TASK DATA –
★ ★ ★ ★ ★

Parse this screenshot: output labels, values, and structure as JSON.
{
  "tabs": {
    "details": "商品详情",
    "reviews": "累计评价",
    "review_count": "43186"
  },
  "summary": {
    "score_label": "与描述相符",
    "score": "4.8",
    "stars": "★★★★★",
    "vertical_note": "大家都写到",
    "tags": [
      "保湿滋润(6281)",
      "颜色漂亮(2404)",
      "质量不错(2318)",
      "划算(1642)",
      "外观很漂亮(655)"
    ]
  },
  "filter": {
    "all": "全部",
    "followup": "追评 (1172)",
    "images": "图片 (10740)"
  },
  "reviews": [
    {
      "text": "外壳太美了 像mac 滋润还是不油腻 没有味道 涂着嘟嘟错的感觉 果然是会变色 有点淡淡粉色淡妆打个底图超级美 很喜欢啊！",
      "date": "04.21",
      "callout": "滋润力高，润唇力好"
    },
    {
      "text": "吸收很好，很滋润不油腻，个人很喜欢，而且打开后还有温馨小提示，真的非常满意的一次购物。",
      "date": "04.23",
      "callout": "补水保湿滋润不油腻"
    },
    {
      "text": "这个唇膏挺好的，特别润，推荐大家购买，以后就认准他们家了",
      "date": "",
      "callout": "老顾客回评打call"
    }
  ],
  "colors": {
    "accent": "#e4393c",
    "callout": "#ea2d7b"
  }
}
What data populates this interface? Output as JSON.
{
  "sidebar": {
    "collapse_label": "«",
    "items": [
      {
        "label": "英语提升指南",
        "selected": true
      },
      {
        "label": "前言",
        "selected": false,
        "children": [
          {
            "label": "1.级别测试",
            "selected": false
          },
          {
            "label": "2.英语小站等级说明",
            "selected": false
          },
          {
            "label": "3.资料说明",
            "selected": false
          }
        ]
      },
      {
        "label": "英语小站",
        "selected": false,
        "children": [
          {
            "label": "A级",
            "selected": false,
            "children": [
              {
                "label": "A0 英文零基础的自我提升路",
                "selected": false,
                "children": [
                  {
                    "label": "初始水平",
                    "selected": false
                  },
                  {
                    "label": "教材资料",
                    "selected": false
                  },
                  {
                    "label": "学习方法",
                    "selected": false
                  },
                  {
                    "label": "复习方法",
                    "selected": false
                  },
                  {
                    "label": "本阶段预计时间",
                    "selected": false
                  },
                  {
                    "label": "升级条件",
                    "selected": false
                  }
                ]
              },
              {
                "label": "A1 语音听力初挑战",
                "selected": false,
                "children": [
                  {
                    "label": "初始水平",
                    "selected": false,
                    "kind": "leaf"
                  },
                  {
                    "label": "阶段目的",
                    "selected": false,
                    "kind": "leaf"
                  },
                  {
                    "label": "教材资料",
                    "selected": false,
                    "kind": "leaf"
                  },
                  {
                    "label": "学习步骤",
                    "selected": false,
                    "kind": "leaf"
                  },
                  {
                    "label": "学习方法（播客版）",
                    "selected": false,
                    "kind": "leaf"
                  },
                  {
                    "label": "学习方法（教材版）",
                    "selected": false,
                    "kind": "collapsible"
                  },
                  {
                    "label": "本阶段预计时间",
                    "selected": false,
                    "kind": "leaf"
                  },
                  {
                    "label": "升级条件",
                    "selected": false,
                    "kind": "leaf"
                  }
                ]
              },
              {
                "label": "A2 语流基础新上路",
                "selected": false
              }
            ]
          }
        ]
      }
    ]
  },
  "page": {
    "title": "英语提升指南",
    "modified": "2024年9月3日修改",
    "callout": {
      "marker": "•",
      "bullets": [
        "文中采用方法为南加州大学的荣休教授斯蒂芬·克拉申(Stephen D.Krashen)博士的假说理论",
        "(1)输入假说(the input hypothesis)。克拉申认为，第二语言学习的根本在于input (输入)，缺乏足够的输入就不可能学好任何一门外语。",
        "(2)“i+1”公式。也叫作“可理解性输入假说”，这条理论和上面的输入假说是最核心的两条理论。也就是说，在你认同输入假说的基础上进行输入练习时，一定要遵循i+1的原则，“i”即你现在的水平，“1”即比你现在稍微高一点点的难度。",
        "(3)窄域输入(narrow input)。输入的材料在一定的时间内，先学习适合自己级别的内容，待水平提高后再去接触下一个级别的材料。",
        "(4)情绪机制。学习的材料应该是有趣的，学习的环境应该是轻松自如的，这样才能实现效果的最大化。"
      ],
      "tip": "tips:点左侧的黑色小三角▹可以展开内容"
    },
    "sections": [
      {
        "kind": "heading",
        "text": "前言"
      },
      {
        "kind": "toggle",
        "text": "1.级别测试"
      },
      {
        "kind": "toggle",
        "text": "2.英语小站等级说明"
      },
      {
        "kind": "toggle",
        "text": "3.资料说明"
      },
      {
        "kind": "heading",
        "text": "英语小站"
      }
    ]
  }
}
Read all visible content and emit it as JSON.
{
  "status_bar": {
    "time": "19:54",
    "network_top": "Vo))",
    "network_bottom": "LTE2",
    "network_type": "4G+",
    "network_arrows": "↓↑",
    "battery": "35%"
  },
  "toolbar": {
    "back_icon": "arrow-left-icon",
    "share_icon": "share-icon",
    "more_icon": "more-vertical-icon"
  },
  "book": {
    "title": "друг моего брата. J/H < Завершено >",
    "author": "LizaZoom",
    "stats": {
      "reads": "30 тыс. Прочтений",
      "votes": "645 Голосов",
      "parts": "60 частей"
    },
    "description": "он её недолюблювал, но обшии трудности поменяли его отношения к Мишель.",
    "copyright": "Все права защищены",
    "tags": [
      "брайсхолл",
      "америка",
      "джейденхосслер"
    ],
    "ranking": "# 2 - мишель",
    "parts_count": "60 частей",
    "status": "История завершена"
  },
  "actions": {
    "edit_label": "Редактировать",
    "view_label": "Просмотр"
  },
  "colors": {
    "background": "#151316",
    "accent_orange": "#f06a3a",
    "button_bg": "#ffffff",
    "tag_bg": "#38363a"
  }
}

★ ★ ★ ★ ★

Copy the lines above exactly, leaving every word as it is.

Parse this screenshot: output labels, values, and structure as JSON.
{
  "tabs": {
    "details": "商品详情",
    "reviews": "累计评价",
    "review_count": "43186"
  },
  "summary": {
    "score_label": "与描述相符",
    "score": "4.8",
    "stars": "★★★★★",
    "vertical_note": "大家都写到",
    "tags": [
      "保湿滋润(6281)",
      "颜色漂亮(2404)",
      "质量不错(2318)",
      "划算(1642)",
      "外观很漂亮(655)"
    ]
  },
  "filter": {
    "all": "全部",
    "followup": "追评 (1172)",
    "images": "图片 (10740)"
  },
  "reviews": [
    {
      "text": "外壳太美了 像mac 滋润还是不油腻 没有味道 涂着嘟嘟错的感觉 果然是会变色 有点淡淡粉色淡妆打个底图超级美 很喜欢啊！",
      "date": "04.21",
      "callout": "滋润力高，润唇力好"
    },
    {
      "text": "吸收很好，很滋润不油腻，个人很喜欢，而且打开后还有温馨小提示，真的非常满意的一次购物。",
      "date": "04.23",
      "callout": "补水保湿滋润不油腻"
    },
    {
      "text": "这个唇膏挺好的，特别润，推荐大家购买，以后就认准他们家了",
      "date": "",
      "callout": "老顾客回评打call"
    }
  ],
  "colors": {
    "accent": "#e4393c",
    "callout": "#ea2d7b"
  }
}
What data populates this interface? Output as JSON.
{
  "sidebar": {
    "collapse_label": "«",
    "items": [
      {
        "label": "英语提升指南",
        "selected": true
      },
      {
        "label": "前言",
        "selected": false,
        "children": [
          {
            "label": "1.级别测试",
            "selected": false
          },
          {
            "label": "2.英语小站等级说明",
            "selected": false
          },
          {
            "label": "3.资料说明",
            "selected": false
          }
        ]
      },
      {
        "label": "英语小站",
        "selected": false,
        "children": [
          {
            "label": "A级",
            "selected": false,
            "children": [
              {
                "label": "A0 英文零基础的自我提升路",
                "selected": false,
                "children": [
                  {
                    "label": "初始水平",
                    "selected": false
                  },
                  {
                    "label": "教材资料",
                    "selected": false
                  },
                  {
                    "label": "学习方法",
                    "selected": false
                  },
                  {
                    "label": "复习方法",
                    "selected": false
                  },
                  {
                    "label": "本阶段预计时间",
                    "selected": false
                  },
                  {
                    "label": "升级条件",
                    "selected": false
                  }
                ]
              },
              {
                "label": "A1 语音听力初挑战",
                "selected": false,
                "children": [
                  {
                    "label": "初始水平",
                    "selected": false,
                    "kind": "leaf"
                  },
                  {
                    "label": "阶段目的",
                    "selected": false,
                    "kind": "leaf"
                  },
                  {
                    "label": "教材资料",
                    "selected": false,
                    "kind": "leaf"
                  },
                  {
                    "label": "学习步骤",
                    "selected": false,
                    "kind": "leaf"
                  },
                  {
                    "label": "学习方法（播客版）",
                    "selected": false,
                    "kind": "leaf"
                  },
                  {
                    "label": "学习方法（教材版）",
                    "selected": false,
                    "kind": "collapsible"
                  },
                  {
                    "label": "本阶段预计时间",
                    "selected": false,
                    "kind": "leaf"
                  },
                  {
                    "label": "升级条件",
                    "selected": false,
                    "kind": "leaf"
                  }
                ]
              },
              {
                "label": "A2 语流基础新上路",
                "selected": false
              }
            ]
          }
        ]
      }
    ]
  },
  "page": {
    "title": "英语提升指南",
    "modified": "2024年9月3日修改",
    "callout": {
      "marker": "•",
      "bullets": [
        "文中采用方法为南加州大学的荣休教授斯蒂芬·克拉申(Stephen D.Krashen)博士的假说理论",
        "(1)输入假说(the input hypothesis)。克拉申认为，第二语言学习的根本在于input (输入)，缺乏足够的输入就不可能学好任何一门外语。",
        "(2)“i+1”公式。也叫作“可理解性输入假说”，这条理论和上面的输入假说是最核心的两条理论。也就是说，在你认同输入假说的基础上进行输入练习时，一定要遵循i+1的原则，“i”即你现在的水平，“1”即比你现在稍微高一点点的难度。",
        "(3)窄域输入(narrow input)。输入的材料在一定的时间内，先学习适合自己级别的内容，待水平提高后再去接触下一个级别的材料。",
        "(4)情绪机制。学习的材料应该是有趣的，学习的环境应该是轻松自如的，这样才能实现效果的最大化。"
      ],
      "tip": "tips:点左侧的黑色小三角▹可以展开内容"
    },
    "sections": [
      {
        "kind": "heading",
        "text": "前言"
      },
      {
        "kind": "toggle",
        "text": "1.级别测试"
      },
      {
        "kind": "toggle",
        "text": "2.英语小站等级说明"
      },
      {
        "kind": "toggle",
        "text": "3.资料说明"
      },
      {
        "kind": "heading",
        "text": "英语小站"
      }
    ]
  }
}
Read all visible content and emit it as JSON.
{
  "status_bar": {
    "time": "19:54",
    "network_top": "Vo))",
    "network_bottom": "LTE2",
    "network_type": "4G+",
    "network_arrows": "↓↑",
    "battery": "35%"
  },
  "toolbar": {
    "back_icon": "arrow-left-icon",
    "share_icon": "share-icon",
    "more_icon": "more-vertical-icon"
  },
  "book": {
    "title": "друг моего брата. J/H < Завершено >",
    "author": "LizaZoom",
    "stats": {
      "reads": "30 тыс. Прочтений",
      "votes": "645 Голосов",
      "parts": "60 частей"
    },
    "description": "он её недолюблювал, но обшии трудности поменяли его отношения к Мишель.",
    "copyright": "Все права защищены",
    "tags": [
      "брайсхолл",
      "америка",
      "джейденхосслер"
    ],
    "ranking": "# 2 - мишель",
    "parts_count": "60 частей",
    "status": "История завершена"
  },
  "actions": {
    "edit_label": "Редактировать",
    "view_label": "Просмотр"
  },
  "colors": {
    "background": "#151316",
    "accent_orange": "#f06a3a",
    "button_bg": "#ffffff",
    "tag_bg": "#38363a"
  }
}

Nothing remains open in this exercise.